*The problem*:
Nothing in the entries may change when you repeat them, and no images may appear.
* * * * * * * * *
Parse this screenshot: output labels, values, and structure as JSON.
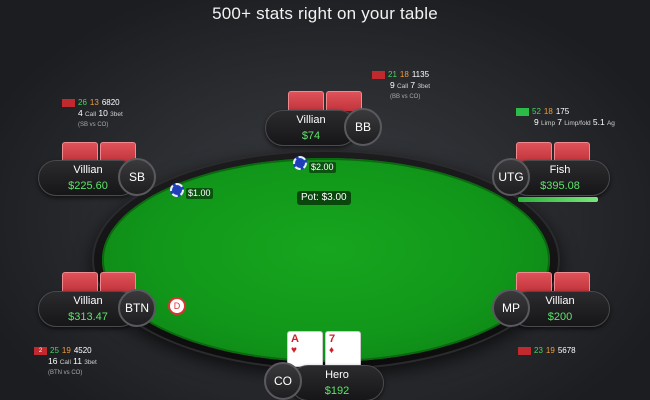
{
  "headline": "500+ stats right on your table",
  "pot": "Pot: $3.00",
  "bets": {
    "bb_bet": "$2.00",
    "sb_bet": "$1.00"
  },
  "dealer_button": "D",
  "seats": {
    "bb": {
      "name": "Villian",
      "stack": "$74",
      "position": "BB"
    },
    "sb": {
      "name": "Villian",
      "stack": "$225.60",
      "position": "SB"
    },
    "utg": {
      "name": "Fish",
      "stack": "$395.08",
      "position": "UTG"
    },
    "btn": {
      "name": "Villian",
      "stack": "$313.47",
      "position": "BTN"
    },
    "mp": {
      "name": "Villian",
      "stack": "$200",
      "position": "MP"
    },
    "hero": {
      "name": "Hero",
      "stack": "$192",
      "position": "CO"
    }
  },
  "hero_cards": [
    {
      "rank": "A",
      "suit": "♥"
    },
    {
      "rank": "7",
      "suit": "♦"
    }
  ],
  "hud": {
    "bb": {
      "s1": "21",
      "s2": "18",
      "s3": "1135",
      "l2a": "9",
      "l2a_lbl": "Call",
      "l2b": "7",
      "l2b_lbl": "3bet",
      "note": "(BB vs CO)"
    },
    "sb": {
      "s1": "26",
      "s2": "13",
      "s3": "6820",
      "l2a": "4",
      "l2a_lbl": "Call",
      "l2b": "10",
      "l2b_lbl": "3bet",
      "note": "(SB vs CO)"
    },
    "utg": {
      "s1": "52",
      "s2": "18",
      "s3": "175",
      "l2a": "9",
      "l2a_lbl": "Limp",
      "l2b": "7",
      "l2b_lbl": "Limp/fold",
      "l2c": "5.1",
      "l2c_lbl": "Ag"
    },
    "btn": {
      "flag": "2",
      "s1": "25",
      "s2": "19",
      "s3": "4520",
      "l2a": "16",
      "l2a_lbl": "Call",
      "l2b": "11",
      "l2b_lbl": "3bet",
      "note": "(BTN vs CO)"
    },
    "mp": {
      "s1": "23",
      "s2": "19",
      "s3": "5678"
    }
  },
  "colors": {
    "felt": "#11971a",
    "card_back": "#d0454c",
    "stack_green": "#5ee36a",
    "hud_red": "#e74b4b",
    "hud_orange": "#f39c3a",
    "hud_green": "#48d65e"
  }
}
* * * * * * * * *
*Output*:
Parse this screenshot: output labels, values, and structure as JSON.
{
  "headline": "500+ stats right on your table",
  "pot": "Pot: $3.00",
  "bets": {
    "bb_bet": "$2.00",
    "sb_bet": "$1.00"
  },
  "dealer_button": "D",
  "seats": {
    "bb": {
      "name": "Villian",
      "stack": "$74",
      "position": "BB"
    },
    "sb": {
      "name": "Villian",
      "stack": "$225.60",
      "position": "SB"
    },
    "utg": {
      "name": "Fish",
      "stack": "$395.08",
      "position": "UTG"
    },
    "btn": {
      "name": "Villian",
      "stack": "$313.47",
      "position": "BTN"
    },
    "mp": {
      "name": "Villian",
      "stack": "$200",
      "position": "MP"
    },
    "hero": {
      "name": "Hero",
      "stack": "$192",
      "position": "CO"
    }
  },
  "hero_cards": [
    {
      "rank": "A",
      "suit": "♥"
    },
    {
      "rank": "7",
      "suit": "♦"
    }
  ],
  "hud": {
    "bb": {
      "s1": "21",
      "s2": "18",
      "s3": "1135",
      "l2a": "9",
      "l2a_lbl": "Call",
      "l2b": "7",
      "l2b_lbl": "3bet",
      "note": "(BB vs CO)"
    },
    "sb": {
      "s1": "26",
      "s2": "13",
      "s3": "6820",
      "l2a": "4",
      "l2a_lbl": "Call",
      "l2b": "10",
      "l2b_lbl": "3bet",
      "note": "(SB vs CO)"
    },
    "utg": {
      "s1": "52",
      "s2": "18",
      "s3": "175",
      "l2a": "9",
      "l2a_lbl": "Limp",
      "l2b": "7",
      "l2b_lbl": "Limp/fold",
      "l2c": "5.1",
      "l2c_lbl": "Ag"
    },
    "btn": {
      "flag": "2",
      "s1": "25",
      "s2": "19",
      "s3": "4520",
      "l2a": "16",
      "l2a_lbl": "Call",
      "l2b": "11",
      "l2b_lbl": "3bet",
      "note": "(BTN vs CO)"
    },
    "mp": {
      "s1": "23",
      "s2": "19",
      "s3": "5678"
    }
  },
  "colors": {
    "felt": "#11971a",
    "card_back": "#d0454c",
    "stack_green": "#5ee36a",
    "hud_red": "#e74b4b",
    "hud_orange": "#f39c3a",
    "hud_green": "#48d65e"
  }
}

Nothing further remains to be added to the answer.